I have been anticipating this film for a while now. You may be familiar with the existence of this film, you may have heard the stories that came from the last year’s Toronto International Film Festival where the film was screened. Apparently Paramedics were called twice after some viewers passed out due to the graphic content of the film, the trailer landed with this buzz attached to it. Like with most horror films, I avoided the trailer, I avoided the synopsis. All I knew was it featured scenes of cannibalism. I was thrilled to get invited to an early screening of this film so without further ado, let’s get into it.
The film follows Justine (Garance Marillier) a vegetarian who after spending her first year at a veterinary school, begins to devop an appetite for human flesh.
I am purposely keeping that plot summary very brief, one thing I’ll state straight away is this is a French-Belgian production. So don’t expect an English language film, all the dialogue is in French accompanied by English subtitles. I wouldn’t usually make a point of saying that but seeing as two people in my screening walked out, as soon as they heard the French language being spoken, I thought I’d make that clear.
Anyway this film is both written and directed by Julia Ducournau and due to the very intricate way this film was directed, you can easily see that she carried this idea from its initial inception all the way to the finished product. This is a very unique story she has written which is comepletely unpredictable. From the first shot to the very last the film kept me enthralled. I just could not predict which direction the film was going to go in and when I thought it might go one way, it surprised me and went in the opposite direction. In terms of the direction and cinematography, every shot was immaculate and well framed. She also manages to create a handful of sequences that are very memorable due to the striking imagery displayed on screen. I can’t go into detail about these scenes due to spoilers, but one of the scenes I’m speaking about is a sex scene that is so unnervingly suspenseful as it comical. That leads me to say that this film doesn’t take itself too seriously all of the time ,which is a great thing that gives it a real comedic sensibility through out. This works really well in the films favour due to the bizarre and oddball tone it possess. There’s scenes that are certainly not for the squeamish and will make many people feel uncomfortable, when people often feel that way they will laugh at what they’re seeing to ease themselves back into comfort. There were a lot of those awkward laughs throughout my screening.
Garance Marillier’s performance is a captivating one. She added a real sense of innocence to Justine, which made her developing cannibalsitc nature all the more shocking. The film at it’s core is a coming of age story and you feel like you are witnessing Justine grow as the film progresses. She felt very natural in the role and never once took the material to an over the top level that didn’t match what the film was going for. Ella Rumpf has a significant role in this film as Alexia, Justine’s sister and without spoiling anything, I felt her performance was very strong too. After watching the film I witneessed an interview where the director spoke about brotherhood in Greek myth and other things, and how the siblings relationships are typically portrayed in those stories. There’s definitely a parallel between that and how she decides to depict sisterhood in this film. I found that very interesting and it works as well as it does due to Marillier and Rumpf’s performances.

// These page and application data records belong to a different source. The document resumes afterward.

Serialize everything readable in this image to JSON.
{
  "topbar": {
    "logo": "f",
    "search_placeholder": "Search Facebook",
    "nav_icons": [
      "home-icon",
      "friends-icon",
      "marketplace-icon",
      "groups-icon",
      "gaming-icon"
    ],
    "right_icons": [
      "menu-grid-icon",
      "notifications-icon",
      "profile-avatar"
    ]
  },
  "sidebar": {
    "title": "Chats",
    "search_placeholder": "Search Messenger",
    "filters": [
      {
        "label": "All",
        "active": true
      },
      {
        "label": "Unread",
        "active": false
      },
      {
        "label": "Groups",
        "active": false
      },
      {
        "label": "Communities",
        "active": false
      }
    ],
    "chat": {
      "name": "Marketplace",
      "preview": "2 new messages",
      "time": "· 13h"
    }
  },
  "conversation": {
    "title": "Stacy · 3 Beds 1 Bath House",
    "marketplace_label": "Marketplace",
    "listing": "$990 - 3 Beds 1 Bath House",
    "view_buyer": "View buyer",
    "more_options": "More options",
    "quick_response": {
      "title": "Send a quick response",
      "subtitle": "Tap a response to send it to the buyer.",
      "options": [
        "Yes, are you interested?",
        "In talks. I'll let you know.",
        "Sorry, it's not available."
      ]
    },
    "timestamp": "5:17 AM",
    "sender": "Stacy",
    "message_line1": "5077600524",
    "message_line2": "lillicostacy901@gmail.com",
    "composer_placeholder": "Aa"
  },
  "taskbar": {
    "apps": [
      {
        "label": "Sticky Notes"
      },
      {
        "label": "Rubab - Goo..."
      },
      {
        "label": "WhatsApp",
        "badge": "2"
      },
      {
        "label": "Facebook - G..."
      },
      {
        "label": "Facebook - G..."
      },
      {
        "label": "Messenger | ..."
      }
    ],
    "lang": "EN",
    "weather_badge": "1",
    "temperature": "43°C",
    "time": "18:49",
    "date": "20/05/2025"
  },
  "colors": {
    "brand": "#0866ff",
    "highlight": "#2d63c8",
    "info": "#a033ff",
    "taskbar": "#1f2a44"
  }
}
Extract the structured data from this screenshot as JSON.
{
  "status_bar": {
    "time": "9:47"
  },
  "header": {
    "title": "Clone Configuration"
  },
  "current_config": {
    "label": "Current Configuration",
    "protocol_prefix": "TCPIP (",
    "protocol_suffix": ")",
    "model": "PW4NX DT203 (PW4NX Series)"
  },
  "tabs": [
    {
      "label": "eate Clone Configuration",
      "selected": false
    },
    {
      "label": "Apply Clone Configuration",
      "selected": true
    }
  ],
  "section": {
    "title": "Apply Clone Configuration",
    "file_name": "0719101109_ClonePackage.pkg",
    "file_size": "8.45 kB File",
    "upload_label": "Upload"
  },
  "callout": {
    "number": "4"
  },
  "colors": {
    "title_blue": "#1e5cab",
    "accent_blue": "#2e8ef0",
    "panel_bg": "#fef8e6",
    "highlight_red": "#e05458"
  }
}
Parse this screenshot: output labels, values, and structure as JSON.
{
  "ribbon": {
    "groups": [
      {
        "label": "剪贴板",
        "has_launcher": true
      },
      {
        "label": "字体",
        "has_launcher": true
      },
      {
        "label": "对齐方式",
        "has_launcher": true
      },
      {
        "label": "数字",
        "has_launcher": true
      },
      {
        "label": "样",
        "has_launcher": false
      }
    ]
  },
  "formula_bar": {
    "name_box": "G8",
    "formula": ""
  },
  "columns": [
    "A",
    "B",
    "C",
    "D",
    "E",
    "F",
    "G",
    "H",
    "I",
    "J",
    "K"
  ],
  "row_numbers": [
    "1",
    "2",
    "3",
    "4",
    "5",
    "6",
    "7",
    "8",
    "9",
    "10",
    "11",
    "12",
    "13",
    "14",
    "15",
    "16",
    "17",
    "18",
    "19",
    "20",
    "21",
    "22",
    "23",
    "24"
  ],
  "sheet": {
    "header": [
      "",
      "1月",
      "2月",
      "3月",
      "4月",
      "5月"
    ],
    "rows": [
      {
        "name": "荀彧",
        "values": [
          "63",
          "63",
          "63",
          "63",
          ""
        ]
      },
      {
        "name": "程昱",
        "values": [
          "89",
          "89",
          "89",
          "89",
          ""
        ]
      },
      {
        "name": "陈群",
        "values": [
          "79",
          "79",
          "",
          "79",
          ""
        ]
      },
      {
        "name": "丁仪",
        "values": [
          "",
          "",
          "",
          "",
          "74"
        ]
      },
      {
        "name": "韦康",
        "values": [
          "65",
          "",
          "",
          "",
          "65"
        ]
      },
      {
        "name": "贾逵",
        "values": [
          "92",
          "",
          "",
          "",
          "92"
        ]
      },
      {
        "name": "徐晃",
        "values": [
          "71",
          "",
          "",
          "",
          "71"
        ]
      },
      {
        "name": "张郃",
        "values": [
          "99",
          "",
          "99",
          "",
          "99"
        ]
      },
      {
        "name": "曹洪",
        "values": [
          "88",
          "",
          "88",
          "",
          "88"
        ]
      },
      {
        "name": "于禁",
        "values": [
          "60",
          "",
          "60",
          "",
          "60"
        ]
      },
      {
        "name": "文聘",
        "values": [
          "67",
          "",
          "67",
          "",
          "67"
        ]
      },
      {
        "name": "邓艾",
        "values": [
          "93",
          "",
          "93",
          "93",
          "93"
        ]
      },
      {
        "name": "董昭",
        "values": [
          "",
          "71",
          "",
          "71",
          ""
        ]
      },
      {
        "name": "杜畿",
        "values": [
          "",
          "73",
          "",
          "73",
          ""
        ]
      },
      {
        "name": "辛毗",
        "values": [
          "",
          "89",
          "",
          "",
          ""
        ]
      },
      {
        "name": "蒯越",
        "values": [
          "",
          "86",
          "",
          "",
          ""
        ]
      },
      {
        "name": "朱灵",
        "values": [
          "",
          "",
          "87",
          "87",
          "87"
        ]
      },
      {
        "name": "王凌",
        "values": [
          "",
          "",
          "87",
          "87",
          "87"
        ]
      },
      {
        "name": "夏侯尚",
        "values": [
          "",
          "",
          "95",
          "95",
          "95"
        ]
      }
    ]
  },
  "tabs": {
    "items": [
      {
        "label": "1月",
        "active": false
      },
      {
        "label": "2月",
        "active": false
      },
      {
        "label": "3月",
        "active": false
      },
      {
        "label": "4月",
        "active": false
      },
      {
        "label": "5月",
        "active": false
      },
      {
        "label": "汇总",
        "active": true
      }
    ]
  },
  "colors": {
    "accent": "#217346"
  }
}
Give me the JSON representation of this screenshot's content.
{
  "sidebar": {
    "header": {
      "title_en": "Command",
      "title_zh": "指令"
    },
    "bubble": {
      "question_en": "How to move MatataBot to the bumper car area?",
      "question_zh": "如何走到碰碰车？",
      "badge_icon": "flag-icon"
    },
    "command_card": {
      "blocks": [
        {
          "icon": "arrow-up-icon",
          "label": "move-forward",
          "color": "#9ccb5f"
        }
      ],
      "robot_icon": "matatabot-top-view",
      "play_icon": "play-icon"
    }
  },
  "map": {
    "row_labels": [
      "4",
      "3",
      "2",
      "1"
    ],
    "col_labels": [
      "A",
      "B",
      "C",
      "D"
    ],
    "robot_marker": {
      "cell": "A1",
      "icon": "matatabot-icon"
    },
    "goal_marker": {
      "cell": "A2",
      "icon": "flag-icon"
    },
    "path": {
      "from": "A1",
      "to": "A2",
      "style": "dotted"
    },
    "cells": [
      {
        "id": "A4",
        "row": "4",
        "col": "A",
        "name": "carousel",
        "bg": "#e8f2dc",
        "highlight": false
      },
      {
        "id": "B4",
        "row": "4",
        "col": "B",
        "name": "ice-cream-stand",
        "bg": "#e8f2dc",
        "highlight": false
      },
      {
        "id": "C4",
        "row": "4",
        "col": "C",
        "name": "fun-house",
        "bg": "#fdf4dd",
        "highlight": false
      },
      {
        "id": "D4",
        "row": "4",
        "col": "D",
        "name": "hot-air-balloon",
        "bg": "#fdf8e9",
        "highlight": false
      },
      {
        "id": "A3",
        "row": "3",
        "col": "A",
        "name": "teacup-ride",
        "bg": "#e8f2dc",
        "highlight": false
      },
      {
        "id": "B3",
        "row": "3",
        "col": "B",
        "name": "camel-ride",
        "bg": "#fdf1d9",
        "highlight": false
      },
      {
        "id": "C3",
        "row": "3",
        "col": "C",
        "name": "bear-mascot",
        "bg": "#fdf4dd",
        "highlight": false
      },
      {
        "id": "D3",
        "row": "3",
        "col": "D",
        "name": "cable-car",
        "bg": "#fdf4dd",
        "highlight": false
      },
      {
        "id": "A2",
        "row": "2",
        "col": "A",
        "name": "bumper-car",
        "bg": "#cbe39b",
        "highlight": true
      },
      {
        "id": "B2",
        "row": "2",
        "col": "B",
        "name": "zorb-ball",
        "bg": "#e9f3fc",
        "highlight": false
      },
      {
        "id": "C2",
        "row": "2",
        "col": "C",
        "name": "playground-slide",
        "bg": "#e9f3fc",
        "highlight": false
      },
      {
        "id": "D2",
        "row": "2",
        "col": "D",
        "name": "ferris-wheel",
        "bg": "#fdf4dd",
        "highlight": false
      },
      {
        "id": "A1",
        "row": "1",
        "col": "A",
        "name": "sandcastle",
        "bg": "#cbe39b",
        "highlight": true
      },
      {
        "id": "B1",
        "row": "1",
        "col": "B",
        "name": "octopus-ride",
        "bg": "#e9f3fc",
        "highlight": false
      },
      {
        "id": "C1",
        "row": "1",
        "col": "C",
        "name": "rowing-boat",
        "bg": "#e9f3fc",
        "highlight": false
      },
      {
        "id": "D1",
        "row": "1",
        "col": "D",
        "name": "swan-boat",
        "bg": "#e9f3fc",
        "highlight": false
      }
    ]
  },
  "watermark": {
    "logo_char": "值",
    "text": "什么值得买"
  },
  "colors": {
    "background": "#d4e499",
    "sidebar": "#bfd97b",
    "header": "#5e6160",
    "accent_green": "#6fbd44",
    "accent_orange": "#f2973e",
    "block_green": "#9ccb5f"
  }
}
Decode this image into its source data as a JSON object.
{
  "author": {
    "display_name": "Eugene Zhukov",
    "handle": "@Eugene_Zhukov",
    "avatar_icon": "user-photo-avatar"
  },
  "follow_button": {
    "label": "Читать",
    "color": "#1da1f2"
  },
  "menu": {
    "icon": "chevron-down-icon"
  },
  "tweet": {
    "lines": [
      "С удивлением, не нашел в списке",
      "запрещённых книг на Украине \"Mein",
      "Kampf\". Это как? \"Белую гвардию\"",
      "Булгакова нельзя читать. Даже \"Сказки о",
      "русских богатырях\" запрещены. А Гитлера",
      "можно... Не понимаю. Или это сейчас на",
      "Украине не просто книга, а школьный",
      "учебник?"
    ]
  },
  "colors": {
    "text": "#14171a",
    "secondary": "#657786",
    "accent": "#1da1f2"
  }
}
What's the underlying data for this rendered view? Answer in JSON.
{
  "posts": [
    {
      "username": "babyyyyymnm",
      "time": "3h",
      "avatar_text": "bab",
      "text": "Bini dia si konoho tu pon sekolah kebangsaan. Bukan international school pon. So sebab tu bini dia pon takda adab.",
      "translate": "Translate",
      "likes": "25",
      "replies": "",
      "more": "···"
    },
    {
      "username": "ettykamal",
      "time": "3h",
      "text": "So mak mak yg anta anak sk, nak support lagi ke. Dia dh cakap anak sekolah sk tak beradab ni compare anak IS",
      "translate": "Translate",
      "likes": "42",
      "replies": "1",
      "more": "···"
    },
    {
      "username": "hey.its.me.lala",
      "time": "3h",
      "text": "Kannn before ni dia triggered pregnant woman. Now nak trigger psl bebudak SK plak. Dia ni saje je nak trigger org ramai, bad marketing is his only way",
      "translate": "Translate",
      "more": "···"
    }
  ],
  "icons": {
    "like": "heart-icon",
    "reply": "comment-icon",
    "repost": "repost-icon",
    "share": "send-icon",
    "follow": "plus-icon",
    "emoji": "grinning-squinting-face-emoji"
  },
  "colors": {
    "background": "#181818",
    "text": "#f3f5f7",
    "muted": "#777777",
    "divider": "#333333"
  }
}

The musical score helped elevate this pristine looking art house horror into an entirely different beast. The harsh organs of the main theme give it a real dark undertone, it sounds like haunted church music. The rest of the score suitably enhanced each scene as it should. In what I would describe as one of the key scenes in the film in terms of Justine’s growth, we see her stood in front of a mirror loooing at herself as she is listening to music. That scene was excellent and the song chosen to feature in that scene is so twisted that it really makes that scene what it is.
The only thing the film failed to do in my eyes was delve a little deeper into the subject of cannibalism. The film doesn’t even try to offer up an explanation for why people take this dark turn and begin to love human flesh. I understand the film leaves it for the audience to take what they want from the experience, and come to their own conclusion about what the film symbolises. That I don’t have an issue with, I just wish the film explored the subject a little deeper than it does. That being said by the end of the film you do gain a better understanding of why this is happening to Justine in the context of the film.
Overall, Raw is a stylishly erotic coming of age tale, that showcases the growth of a female in an entirely unique and dark way. The cinematography and direction is immaculate and the performances, especially Garance Marillier’s will leave a lasting impression upon you.
(4 Stars out of 5)
Raw; Starring Garance Marillier, Ella Rumpf, Rabah Naït, Laurent Lucas and Joana Preiss.
Directed by Julia Ducournau. Now showing in US Cinemas. Opens in UK Cinemas April 7th.